» The task:
Please say how many lines in the entries below hold the string "name", with no other words.

(Website and app data records)

--------------------------------

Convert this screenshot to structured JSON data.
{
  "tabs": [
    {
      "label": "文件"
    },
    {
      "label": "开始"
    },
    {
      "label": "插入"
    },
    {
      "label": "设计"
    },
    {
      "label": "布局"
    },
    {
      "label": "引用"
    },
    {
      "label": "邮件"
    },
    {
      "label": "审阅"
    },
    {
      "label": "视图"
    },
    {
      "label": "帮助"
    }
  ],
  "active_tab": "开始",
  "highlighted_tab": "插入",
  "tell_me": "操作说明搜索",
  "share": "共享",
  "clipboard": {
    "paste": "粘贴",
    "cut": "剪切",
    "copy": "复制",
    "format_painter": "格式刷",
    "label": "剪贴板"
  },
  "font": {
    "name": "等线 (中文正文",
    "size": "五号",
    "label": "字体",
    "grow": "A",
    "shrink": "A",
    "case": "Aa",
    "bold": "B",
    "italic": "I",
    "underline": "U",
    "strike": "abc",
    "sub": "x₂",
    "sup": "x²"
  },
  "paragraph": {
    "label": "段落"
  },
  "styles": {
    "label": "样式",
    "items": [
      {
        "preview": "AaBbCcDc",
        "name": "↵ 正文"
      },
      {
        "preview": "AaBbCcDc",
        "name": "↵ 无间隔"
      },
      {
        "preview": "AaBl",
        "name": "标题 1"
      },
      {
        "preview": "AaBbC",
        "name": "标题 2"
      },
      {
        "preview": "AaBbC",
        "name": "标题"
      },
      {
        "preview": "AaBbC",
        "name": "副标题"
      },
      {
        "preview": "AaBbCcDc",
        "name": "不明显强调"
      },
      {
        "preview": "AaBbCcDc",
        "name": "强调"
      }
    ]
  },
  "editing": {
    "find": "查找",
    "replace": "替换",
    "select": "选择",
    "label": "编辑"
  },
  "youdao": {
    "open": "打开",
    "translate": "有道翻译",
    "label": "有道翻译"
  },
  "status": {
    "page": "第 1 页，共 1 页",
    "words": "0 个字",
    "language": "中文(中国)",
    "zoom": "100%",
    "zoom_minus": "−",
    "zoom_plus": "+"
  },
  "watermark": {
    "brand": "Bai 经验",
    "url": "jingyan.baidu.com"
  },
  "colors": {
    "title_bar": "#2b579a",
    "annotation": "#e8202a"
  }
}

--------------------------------

» Your solution:
9